The Short and Tragic Life of Robert Peace: A Brilliant Young Man Who Left Newark For the Ivy League But Did Not Survive - Jeff Hobbs

Before I even cracked the spine of this book, I had my reservations. What truly was the author's relationship with the subject? Was this another case of exploiting of a tragedy? What is the purpose of this book? To solidify stereotypes? To give fodder to those who say “you can take the black man out of the ghetto, but you can't take the ghetto out of the black man”? Having finished this book and loved it, I still wonder about these questions. I guess that's good—a book should make you think. A good book not only causes you to think, but it also will make you feel. And on both of those counts, The Short and Tragic Life of Robert Peace is a stand-out book.


I think some people who read this book will have definitive answers to the questions raised earlier and will not like the answers. By his own admission, Jeff Hobbs wasn't “that close” to Rob Peace. He was a privileged white boy. Surely there had to be someone closer to Peace and his urban neighborhood who could better tell his story. But by my estimation, Hobbs wasn't that far from Peace either. They were college roommates, they stayed in touch until Peace's death more than a decade after they'd met. Hobbs asked Peace to be a best man at his wedding. Their relationship may have become less interwoven over time, but there were threads that always connected them. Was there someone closer to Peace who could've told his story? Possibly. But would they have told it? Was there someone in Peace's life who would've done the research and conducted the interviews that Hobbs did? And if no one else told the story? Then readers wouldn't have this heartbreaking, inspirational tale of Rob Peace.

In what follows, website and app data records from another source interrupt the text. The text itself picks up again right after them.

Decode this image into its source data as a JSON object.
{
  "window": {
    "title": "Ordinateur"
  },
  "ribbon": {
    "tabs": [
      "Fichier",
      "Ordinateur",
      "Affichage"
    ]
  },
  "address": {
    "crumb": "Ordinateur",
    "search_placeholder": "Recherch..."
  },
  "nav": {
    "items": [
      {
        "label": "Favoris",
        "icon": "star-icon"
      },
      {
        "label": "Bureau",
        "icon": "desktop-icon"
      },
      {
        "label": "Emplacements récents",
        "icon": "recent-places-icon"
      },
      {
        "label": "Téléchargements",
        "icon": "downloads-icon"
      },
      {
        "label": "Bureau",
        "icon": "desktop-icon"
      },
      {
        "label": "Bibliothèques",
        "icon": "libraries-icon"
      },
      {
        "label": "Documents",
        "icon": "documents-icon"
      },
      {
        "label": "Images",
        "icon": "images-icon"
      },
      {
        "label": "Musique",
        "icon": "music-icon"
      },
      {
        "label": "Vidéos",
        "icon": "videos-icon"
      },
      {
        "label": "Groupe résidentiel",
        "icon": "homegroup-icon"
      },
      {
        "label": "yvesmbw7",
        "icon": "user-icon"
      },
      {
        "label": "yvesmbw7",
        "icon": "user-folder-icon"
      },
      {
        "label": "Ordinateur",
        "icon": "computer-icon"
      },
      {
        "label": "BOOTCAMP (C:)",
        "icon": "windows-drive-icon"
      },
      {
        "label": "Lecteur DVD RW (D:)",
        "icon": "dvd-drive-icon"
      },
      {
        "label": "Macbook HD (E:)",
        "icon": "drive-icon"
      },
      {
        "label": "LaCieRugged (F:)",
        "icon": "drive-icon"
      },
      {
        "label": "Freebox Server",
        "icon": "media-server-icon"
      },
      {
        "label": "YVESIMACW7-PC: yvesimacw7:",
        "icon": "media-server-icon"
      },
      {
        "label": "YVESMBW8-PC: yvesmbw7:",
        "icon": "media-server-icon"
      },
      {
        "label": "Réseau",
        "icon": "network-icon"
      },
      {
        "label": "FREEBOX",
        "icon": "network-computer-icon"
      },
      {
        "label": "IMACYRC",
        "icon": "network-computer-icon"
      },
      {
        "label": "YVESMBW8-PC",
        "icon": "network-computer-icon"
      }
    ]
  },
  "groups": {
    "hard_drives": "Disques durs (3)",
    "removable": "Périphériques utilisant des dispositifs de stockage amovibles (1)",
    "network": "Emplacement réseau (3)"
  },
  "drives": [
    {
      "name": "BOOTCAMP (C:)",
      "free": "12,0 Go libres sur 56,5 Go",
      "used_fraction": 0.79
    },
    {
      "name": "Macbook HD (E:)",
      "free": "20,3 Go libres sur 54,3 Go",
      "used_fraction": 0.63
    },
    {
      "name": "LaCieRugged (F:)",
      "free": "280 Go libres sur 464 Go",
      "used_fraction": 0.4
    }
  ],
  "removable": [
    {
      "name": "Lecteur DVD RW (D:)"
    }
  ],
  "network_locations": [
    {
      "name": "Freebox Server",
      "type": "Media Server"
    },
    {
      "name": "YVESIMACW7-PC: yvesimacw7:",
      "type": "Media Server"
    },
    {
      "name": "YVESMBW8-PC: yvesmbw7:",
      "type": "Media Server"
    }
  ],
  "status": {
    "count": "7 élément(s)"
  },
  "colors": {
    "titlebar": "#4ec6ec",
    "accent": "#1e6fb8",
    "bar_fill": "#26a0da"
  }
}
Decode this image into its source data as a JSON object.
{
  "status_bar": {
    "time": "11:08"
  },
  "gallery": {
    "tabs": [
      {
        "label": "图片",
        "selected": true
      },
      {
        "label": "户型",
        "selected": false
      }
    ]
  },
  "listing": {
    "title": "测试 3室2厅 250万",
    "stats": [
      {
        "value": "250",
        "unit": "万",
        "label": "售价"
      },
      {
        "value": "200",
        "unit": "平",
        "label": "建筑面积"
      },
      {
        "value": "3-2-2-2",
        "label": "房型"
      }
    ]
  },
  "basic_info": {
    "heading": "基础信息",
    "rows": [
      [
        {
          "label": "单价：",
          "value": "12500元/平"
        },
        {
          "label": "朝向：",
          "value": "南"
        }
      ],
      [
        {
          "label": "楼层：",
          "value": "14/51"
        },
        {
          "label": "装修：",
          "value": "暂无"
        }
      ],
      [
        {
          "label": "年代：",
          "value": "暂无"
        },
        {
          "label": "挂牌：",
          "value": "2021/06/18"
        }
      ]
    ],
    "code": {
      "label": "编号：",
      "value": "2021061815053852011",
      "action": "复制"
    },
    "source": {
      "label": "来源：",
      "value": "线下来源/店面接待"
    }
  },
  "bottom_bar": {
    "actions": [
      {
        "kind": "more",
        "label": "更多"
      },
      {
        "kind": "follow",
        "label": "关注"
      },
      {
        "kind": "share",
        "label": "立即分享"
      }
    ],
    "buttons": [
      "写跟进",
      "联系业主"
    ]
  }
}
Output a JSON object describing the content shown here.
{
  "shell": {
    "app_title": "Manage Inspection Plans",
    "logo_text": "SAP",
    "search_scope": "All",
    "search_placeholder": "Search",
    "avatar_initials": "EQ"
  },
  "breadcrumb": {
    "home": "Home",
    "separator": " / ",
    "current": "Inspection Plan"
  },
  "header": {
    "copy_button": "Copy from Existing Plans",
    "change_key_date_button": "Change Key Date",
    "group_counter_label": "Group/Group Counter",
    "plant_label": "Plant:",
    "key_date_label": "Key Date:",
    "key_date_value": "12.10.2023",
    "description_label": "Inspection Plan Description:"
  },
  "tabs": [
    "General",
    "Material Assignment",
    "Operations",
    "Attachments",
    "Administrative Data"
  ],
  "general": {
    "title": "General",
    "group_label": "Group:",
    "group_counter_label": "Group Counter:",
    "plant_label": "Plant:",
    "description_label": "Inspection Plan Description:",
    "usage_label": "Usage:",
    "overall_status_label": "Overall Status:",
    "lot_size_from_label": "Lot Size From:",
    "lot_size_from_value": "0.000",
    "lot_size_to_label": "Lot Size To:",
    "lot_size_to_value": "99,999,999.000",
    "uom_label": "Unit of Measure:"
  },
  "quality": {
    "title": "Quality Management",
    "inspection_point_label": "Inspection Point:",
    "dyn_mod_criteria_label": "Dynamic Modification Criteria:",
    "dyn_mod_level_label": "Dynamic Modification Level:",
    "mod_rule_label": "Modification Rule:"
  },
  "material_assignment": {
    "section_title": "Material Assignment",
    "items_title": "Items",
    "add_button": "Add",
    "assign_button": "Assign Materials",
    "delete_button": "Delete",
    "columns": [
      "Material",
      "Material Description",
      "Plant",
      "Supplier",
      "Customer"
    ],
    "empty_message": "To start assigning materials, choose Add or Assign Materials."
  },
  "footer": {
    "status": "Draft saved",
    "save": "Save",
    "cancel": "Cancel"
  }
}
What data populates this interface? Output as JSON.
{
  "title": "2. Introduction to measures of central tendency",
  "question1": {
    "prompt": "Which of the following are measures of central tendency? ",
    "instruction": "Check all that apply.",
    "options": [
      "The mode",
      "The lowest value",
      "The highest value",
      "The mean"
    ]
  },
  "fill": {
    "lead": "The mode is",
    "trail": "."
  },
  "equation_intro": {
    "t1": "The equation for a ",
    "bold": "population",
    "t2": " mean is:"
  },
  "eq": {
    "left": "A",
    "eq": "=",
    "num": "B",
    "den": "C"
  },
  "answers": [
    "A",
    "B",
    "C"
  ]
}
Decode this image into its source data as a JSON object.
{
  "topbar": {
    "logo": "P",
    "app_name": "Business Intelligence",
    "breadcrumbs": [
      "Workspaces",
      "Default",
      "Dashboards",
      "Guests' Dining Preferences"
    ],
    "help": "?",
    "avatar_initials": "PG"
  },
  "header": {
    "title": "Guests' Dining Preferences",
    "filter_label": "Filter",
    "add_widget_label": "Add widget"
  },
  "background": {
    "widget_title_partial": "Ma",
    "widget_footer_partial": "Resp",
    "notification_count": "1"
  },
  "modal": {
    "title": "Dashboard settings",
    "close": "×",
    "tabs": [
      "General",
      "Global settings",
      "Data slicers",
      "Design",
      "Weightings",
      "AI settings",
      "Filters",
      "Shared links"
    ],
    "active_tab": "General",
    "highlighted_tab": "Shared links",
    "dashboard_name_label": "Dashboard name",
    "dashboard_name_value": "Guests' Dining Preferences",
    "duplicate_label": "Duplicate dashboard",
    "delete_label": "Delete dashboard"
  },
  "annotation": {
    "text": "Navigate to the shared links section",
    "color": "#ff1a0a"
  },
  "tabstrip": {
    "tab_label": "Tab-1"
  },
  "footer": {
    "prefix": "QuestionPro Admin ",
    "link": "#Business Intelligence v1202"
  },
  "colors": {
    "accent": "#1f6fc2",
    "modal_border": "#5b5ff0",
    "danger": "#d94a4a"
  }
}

Some may look at Peace's story and see only the wasted potential. They may attach their own twisted agendas to the story—make it into a cautionary tale about ethnicity, drugs, poverty, politics. Like any story, people will take from it what they will; often what they take away comes in the same shade of what they brought in the first place. Those looking to cast blame will likely walk away from this story angry at someone. But others will look at the absolutely brilliant, yet conflicted human that was Robert Peace, at a mother who through everything was so incredibly strong, at the city that made them both into the people they were, and they'll be glad that someone had the courage and the talent to tell the story.